metric_abc is a tool that can help you find bad code in your Ruby 1.9 projects. It is much simplier cousin of Flog, but does the job in absence of Flog in Ruby 1.9 world.

No matter if you are Rails quality assurance engineer in huge development company, or single developer that wants to make his code as good as possible, you should periodically run static code analysis tools. While choices are very wide for Ruby 1.8 users, we, who switched to most recent version of 1.9.2, don’t have much choice yet. And here comes metric_abc.

One of commonly used code complexity metrics is ABC metric. What it does, is counting number of Assignments, Branches and Conditions in methods you write. You should write small, easy to read, understand and test methods. Such code is short, precise, don’t call a million of external functions and is easy to test. ABC metric is higher for bad code, lower for good one.

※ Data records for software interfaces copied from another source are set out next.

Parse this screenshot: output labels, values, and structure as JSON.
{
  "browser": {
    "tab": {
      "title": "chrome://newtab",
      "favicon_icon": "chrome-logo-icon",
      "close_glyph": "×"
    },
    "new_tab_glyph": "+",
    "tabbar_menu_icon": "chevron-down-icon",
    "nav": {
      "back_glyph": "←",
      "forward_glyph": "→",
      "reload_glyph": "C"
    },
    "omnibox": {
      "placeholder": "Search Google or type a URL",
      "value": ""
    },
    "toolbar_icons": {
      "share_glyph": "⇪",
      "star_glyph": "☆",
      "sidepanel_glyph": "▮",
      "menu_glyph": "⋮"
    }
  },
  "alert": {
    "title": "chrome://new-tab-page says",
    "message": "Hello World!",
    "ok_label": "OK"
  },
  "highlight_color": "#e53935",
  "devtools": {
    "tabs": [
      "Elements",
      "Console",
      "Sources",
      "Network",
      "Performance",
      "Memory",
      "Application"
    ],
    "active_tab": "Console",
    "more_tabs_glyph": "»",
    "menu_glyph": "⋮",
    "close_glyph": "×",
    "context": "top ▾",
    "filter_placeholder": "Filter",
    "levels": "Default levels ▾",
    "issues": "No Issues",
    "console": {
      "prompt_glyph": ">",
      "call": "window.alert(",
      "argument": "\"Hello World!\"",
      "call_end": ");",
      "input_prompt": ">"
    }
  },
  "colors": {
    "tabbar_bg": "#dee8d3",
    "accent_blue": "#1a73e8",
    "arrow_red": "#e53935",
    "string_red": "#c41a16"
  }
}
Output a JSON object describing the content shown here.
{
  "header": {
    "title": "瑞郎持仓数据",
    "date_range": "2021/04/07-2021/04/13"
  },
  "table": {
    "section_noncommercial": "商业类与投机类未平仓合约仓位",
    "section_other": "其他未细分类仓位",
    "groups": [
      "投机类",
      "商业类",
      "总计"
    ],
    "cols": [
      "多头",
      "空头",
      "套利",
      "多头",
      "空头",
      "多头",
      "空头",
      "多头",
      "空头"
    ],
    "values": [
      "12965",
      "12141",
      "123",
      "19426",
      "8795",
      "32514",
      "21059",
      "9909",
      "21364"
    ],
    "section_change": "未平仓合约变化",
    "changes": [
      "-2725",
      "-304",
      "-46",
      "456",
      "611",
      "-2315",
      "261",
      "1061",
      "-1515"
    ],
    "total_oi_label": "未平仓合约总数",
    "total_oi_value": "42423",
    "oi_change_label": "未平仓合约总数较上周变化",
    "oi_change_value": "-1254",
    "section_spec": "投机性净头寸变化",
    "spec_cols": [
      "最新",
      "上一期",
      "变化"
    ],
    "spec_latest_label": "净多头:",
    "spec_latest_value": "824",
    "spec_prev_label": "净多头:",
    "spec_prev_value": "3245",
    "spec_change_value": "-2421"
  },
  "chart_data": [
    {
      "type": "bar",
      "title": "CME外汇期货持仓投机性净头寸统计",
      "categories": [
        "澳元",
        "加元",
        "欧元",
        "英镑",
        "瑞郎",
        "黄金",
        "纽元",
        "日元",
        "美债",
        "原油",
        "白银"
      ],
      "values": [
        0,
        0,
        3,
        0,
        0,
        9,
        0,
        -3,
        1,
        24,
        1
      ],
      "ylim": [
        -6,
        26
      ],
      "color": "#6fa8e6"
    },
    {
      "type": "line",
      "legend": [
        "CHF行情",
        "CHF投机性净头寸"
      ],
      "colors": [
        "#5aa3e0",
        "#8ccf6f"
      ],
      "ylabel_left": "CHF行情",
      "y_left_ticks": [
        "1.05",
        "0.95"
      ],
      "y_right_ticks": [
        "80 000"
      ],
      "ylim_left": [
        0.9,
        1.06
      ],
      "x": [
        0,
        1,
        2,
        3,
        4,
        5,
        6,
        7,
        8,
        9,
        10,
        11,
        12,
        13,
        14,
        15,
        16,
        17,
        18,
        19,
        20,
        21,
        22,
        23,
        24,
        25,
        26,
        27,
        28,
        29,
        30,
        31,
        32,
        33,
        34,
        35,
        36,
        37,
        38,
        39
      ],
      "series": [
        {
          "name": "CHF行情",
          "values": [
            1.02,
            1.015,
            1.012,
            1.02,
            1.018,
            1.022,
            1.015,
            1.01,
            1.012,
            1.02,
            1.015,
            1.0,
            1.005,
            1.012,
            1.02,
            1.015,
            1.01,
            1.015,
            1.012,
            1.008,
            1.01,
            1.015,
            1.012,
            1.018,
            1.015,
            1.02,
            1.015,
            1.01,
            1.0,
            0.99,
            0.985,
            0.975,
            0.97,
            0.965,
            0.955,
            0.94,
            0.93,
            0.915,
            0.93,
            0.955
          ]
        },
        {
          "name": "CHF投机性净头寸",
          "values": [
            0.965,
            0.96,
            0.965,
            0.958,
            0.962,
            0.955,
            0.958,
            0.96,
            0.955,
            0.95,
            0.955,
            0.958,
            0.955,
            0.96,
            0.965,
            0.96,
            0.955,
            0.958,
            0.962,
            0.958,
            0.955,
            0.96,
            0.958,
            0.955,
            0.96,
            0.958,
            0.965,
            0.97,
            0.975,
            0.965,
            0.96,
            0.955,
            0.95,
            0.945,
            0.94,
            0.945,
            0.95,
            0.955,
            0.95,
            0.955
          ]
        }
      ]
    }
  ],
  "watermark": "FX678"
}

To install metric_abc in your Ruby 1.9 environment you simply need to:

$ sudo gem install metric_abc 

If you have your $PATH configured properly, you should have “metric_abc” command available. This command takes a list of files to analyse as only parameters so far. Here’s example usage that was performed during Rails project quality assurance process:

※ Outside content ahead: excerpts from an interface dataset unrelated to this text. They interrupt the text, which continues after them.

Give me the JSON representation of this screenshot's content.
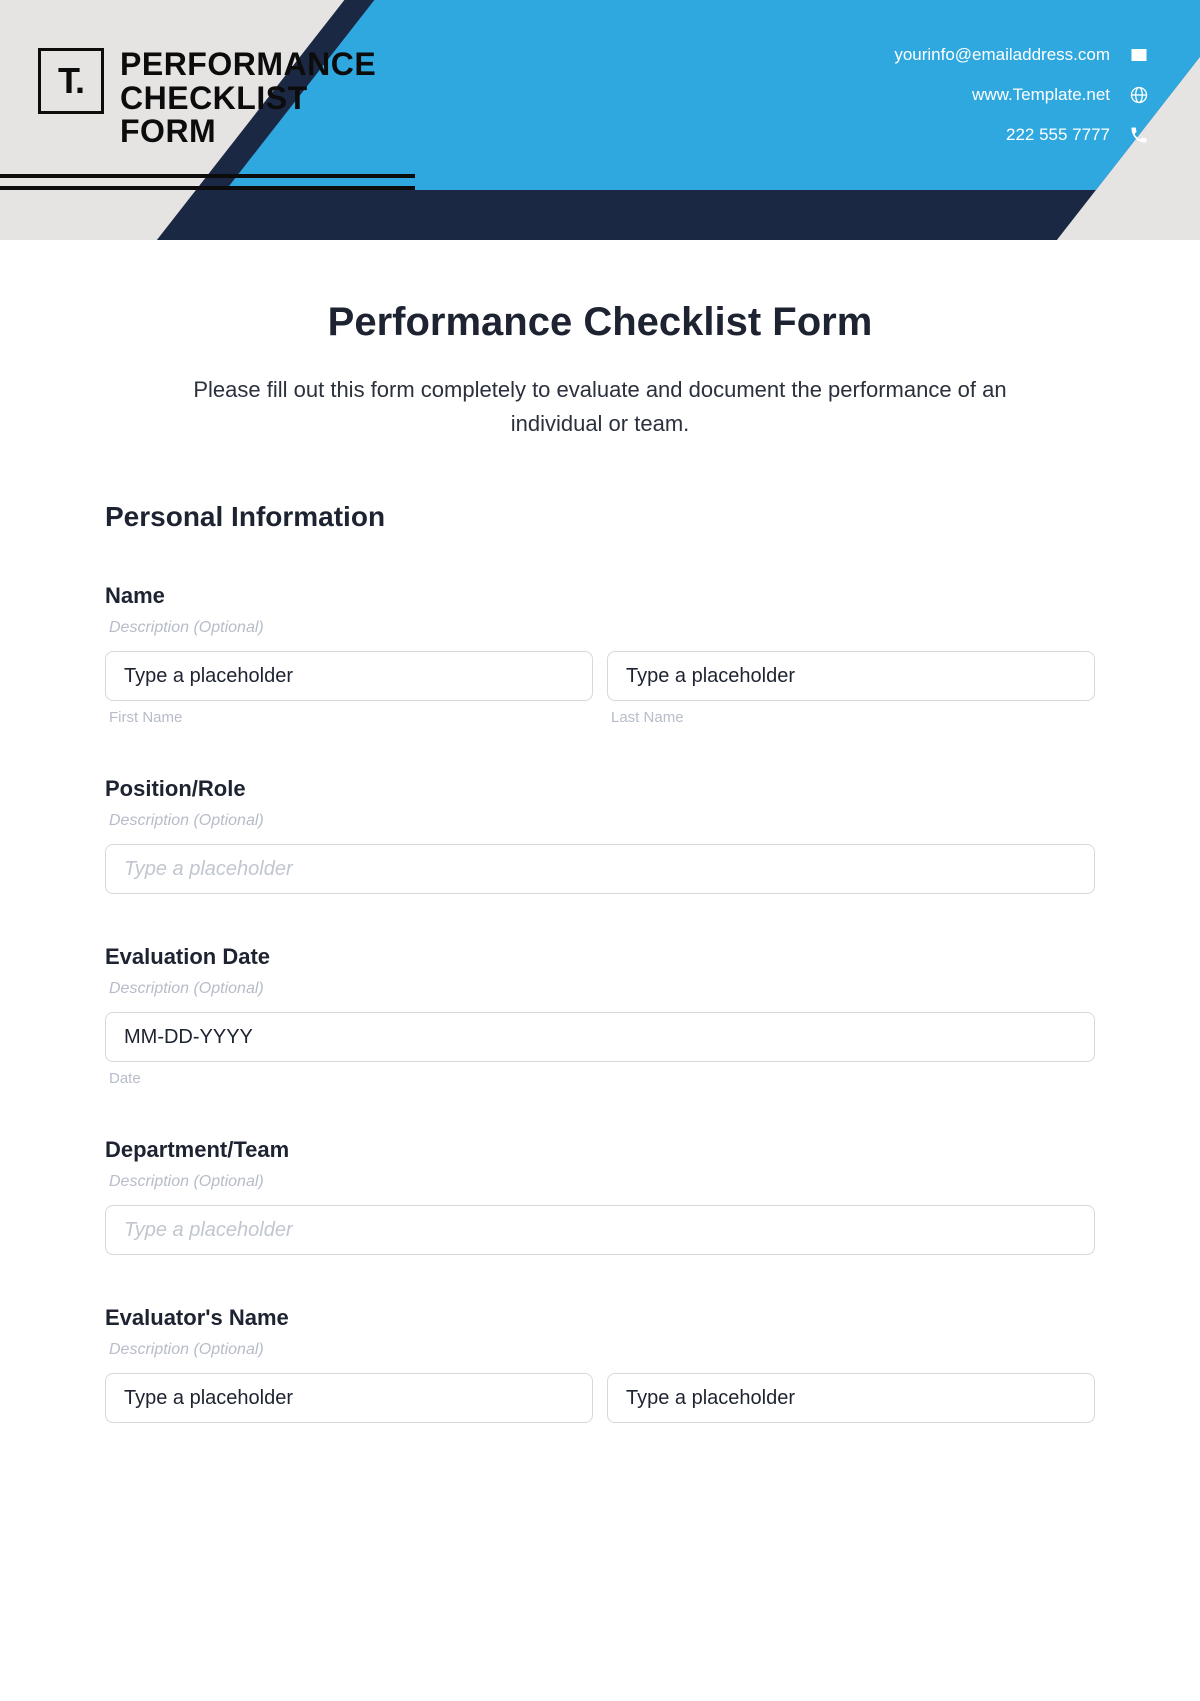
{
  "header": {
    "logo_mark": "T.",
    "title_line1": "PERFORMANCE",
    "title_line2": "CHECKLIST",
    "title_line3": "FORM",
    "contact": {
      "email": "yourinfo@emailaddress.com",
      "website": "www.Template.net",
      "phone": "222 555 7777"
    }
  },
  "form": {
    "title": "Performance Checklist Form",
    "intro": "Please fill out this form completely to evaluate and document the performance of an individual or team.",
    "section_personal": "Personal Information",
    "desc_optional": "Description (Optional)",
    "placeholder_type": "Type a placeholder",
    "fields": {
      "name": {
        "label": "Name",
        "first_sub": "First Name",
        "last_sub": "Last Name"
      },
      "position": {
        "label": "Position/Role"
      },
      "eval_date": {
        "label": "Evaluation Date",
        "placeholder": "MM-DD-YYYY",
        "sub": "Date"
      },
      "department": {
        "label": "Department/Team"
      },
      "evaluator": {
        "label": "Evaluator's Name"
      }
    }
  }
}
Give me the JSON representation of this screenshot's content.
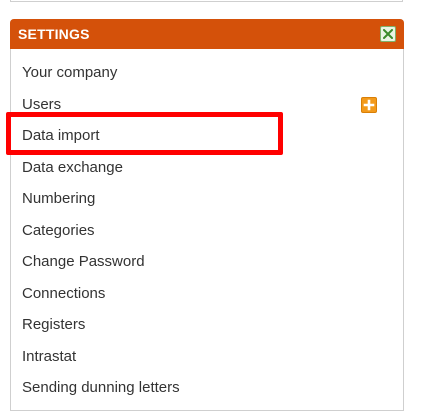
{
  "settings_panel": {
    "title": "SETTINGS",
    "close_icon": "close-icon",
    "add_icon": "plus-icon",
    "header_color": "#d4510a",
    "highlight_color": "#ff0000",
    "items": [
      {
        "label": "Your company"
      },
      {
        "label": "Users"
      },
      {
        "label": "Data import"
      },
      {
        "label": "Data exchange"
      },
      {
        "label": "Numbering"
      },
      {
        "label": "Categories"
      },
      {
        "label": "Change Password"
      },
      {
        "label": "Connections"
      },
      {
        "label": "Registers"
      },
      {
        "label": "Intrastat"
      },
      {
        "label": "Sending dunning letters"
      }
    ]
  }
}
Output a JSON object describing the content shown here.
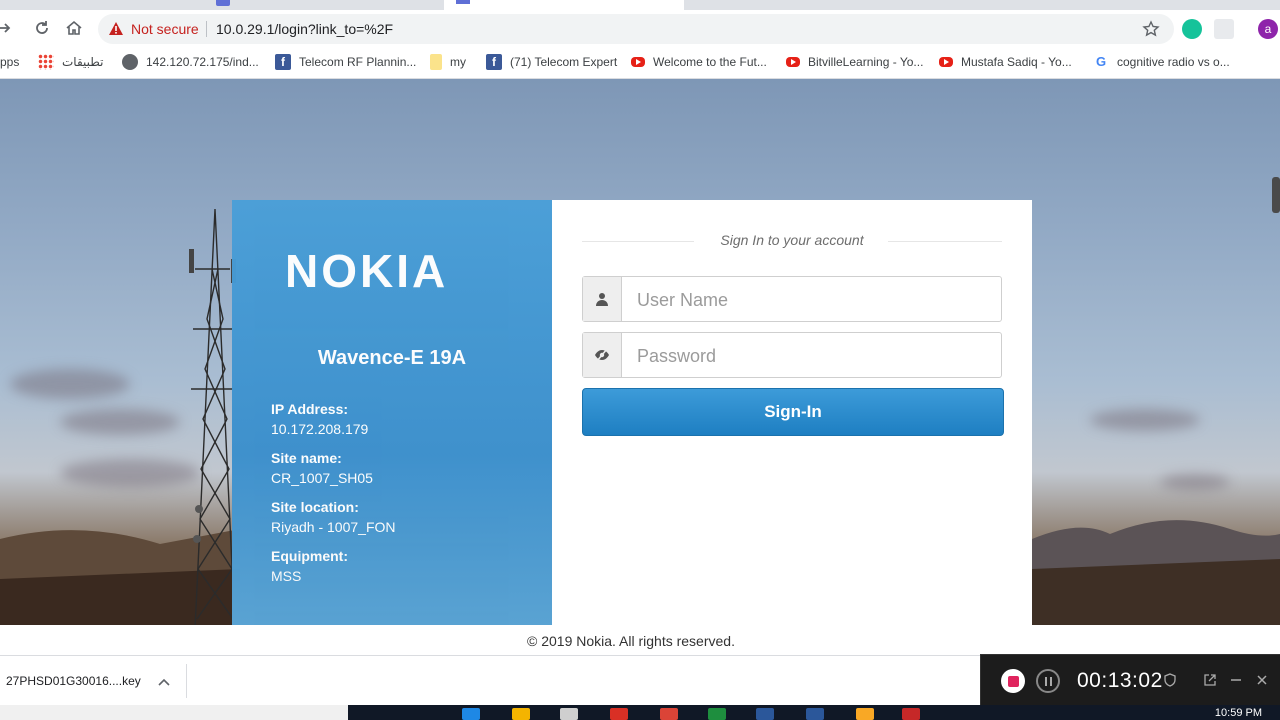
{
  "browser": {
    "not_secure": "Not secure",
    "url": "10.0.29.1/login?link_to=%2F",
    "profile_initial": "a"
  },
  "bookmarks": [
    {
      "label": "pps",
      "icon": "none"
    },
    {
      "label": "تطبيقات",
      "icon": "apps-grid-icon"
    },
    {
      "label": "142.120.72.175/ind...",
      "icon": "globe-icon"
    },
    {
      "label": "Telecom RF Plannin...",
      "icon": "facebook-icon"
    },
    {
      "label": "my",
      "icon": "folder-icon"
    },
    {
      "label": "(71) Telecom Expert",
      "icon": "facebook-icon"
    },
    {
      "label": "Welcome to the Fut...",
      "icon": "youtube-icon"
    },
    {
      "label": "BitvilleLearning - Yo...",
      "icon": "youtube-icon"
    },
    {
      "label": "Mustafa Sadiq - Yo...",
      "icon": "youtube-icon"
    },
    {
      "label": "cognitive radio vs o...",
      "icon": "google-icon"
    }
  ],
  "login": {
    "brand": "NOKIA",
    "product": "Wavence-E  19A",
    "ip_label": "IP Address:",
    "ip_value": "10.172.208.179",
    "site_name_label": "Site name:",
    "site_name_value": "CR_1007_SH05",
    "site_location_label": "Site location:",
    "site_location_value": "Riyadh - 1007_FON",
    "equipment_label": "Equipment:",
    "equipment_value": "MSS",
    "signin_heading": "Sign In to your account",
    "username_placeholder": "User Name",
    "password_placeholder": "Password",
    "signin_button": "Sign-In",
    "copyright": "© 2019 Nokia. All rights reserved."
  },
  "download": {
    "filename": "27PHSD01G30016....key"
  },
  "recorder": {
    "elapsed": "00:13:02"
  },
  "taskbar": {
    "clock": "10:59 PM"
  },
  "colors": {
    "panel_blue": "#3b8fcc",
    "button_blue": "#1e7fc2",
    "not_secure_red": "#c5221f"
  }
}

$ cd ~/myapp/app $ metric_abc `find . -iname *.rb`
./models/content_processor.rb > ContentProcessor > process_content: 10
./helpers/paths_helper.rb > PathsHelper > recognize_path: 7
./controllers/admin/generic_actions.rb > GenericActions > destroy: 7
./uploaders/picture_uploader.rb > PictureUploader > store_dir: 5 

Output gives you file name, module/class names and function name, followed by ABC score, ordered by score descending. So on top you can see most complex methods and on bottom less complex ones.

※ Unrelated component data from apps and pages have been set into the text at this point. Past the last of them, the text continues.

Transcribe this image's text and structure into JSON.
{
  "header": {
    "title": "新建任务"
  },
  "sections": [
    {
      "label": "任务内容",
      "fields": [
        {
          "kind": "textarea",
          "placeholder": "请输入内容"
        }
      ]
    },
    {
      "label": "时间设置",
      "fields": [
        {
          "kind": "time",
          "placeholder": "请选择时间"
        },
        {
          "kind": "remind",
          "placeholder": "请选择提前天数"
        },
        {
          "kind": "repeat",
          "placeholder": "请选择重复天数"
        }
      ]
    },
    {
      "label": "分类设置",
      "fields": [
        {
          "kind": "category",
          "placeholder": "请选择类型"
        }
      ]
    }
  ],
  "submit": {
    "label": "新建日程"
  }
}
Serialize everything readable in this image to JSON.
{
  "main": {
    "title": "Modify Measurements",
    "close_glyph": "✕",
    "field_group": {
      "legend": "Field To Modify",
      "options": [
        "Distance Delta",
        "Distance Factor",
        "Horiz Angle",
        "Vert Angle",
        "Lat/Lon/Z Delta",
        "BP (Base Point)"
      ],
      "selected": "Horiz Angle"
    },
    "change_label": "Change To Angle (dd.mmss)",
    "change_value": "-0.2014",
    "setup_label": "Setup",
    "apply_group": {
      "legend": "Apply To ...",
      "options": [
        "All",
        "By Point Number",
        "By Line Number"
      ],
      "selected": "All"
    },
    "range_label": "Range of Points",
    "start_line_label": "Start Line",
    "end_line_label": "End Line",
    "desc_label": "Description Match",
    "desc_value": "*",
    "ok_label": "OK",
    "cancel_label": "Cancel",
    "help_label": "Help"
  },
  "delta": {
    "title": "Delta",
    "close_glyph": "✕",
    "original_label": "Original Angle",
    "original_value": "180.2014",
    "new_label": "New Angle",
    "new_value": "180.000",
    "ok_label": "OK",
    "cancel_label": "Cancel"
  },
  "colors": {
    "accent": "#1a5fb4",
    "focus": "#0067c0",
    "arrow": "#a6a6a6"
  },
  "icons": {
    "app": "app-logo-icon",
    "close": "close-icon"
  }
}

What are good scores and what are bad ones? It really depends on context, type of program and your coding style. For normal Rails projects, probably anything above 20 points could be re-factored to be nicer and more readable, but it’s really up to you to decide. metric_abc is here only to point you to possible problems with your code, it’s not super smart AI with coding skills.

Post by Hubert Łępicki

Hubert is partner at AmberBit. Rails, Elixir and functional programming are his areas of expertise.